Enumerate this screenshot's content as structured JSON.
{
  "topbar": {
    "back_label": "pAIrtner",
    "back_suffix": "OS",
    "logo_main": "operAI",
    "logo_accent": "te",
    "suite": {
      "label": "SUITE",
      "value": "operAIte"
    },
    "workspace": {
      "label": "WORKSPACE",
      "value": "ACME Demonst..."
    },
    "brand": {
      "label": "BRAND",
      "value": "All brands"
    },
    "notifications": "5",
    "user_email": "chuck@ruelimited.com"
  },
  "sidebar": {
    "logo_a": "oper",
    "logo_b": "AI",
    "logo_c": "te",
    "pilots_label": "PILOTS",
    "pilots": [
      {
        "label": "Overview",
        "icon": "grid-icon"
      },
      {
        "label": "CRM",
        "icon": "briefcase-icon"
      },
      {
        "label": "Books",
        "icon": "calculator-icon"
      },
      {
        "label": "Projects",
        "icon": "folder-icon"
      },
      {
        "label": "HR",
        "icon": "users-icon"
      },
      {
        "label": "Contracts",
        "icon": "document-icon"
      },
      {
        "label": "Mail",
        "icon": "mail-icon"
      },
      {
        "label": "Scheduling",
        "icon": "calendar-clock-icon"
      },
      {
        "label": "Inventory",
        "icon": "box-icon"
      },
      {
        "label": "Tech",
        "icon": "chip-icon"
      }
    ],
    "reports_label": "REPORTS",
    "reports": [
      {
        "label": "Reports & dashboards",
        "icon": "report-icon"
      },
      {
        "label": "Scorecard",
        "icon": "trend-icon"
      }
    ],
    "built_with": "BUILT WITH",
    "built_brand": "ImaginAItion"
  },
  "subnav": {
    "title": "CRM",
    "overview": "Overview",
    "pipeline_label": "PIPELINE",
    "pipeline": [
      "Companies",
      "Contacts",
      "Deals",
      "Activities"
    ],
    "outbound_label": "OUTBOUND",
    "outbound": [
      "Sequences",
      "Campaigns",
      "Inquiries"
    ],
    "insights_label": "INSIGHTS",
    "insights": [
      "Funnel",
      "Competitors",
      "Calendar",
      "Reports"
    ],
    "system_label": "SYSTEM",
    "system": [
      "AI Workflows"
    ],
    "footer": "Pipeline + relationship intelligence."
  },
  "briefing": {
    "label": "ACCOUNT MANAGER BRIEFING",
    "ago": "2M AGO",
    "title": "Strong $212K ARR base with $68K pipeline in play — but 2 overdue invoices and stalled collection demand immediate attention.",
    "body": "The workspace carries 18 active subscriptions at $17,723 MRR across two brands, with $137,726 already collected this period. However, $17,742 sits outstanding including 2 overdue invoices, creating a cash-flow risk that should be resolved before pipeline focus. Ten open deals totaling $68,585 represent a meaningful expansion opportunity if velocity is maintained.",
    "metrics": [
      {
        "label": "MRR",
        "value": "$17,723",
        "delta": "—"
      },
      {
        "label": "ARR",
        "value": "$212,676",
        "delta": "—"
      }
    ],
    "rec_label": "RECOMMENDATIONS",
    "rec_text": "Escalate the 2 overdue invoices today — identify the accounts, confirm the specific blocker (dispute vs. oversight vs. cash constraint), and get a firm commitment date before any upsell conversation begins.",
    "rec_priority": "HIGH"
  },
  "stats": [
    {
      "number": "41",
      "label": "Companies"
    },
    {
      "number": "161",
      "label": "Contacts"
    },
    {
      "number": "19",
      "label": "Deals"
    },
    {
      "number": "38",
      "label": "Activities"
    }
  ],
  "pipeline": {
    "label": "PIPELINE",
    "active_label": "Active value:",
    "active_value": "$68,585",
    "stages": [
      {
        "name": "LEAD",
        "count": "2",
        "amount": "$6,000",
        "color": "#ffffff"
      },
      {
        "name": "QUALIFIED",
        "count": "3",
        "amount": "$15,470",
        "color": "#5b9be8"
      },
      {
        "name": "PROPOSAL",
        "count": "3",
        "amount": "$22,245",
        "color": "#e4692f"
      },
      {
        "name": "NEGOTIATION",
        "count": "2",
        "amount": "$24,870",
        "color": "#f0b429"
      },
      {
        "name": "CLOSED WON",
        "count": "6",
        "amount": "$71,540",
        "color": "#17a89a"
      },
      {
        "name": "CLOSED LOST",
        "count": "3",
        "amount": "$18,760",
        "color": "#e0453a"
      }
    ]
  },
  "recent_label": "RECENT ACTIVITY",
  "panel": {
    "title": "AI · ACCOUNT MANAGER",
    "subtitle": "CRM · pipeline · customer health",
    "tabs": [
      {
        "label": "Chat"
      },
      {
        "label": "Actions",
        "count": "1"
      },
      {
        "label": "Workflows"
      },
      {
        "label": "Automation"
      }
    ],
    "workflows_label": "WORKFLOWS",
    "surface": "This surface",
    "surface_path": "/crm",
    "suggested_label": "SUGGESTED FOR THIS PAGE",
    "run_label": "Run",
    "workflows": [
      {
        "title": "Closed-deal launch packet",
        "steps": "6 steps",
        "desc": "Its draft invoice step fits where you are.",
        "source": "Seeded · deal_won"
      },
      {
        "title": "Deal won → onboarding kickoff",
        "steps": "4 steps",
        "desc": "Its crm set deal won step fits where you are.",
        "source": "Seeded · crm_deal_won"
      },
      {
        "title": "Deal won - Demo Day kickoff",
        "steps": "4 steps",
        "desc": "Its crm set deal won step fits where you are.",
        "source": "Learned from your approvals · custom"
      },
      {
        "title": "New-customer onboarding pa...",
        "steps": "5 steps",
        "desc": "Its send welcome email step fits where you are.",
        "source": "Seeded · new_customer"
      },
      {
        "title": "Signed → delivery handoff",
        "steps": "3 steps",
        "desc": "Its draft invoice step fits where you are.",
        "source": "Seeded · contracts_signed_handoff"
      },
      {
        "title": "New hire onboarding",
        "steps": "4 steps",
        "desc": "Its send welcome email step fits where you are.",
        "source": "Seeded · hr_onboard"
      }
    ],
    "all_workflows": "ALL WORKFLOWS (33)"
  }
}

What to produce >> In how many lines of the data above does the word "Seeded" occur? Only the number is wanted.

Solved problem >> 5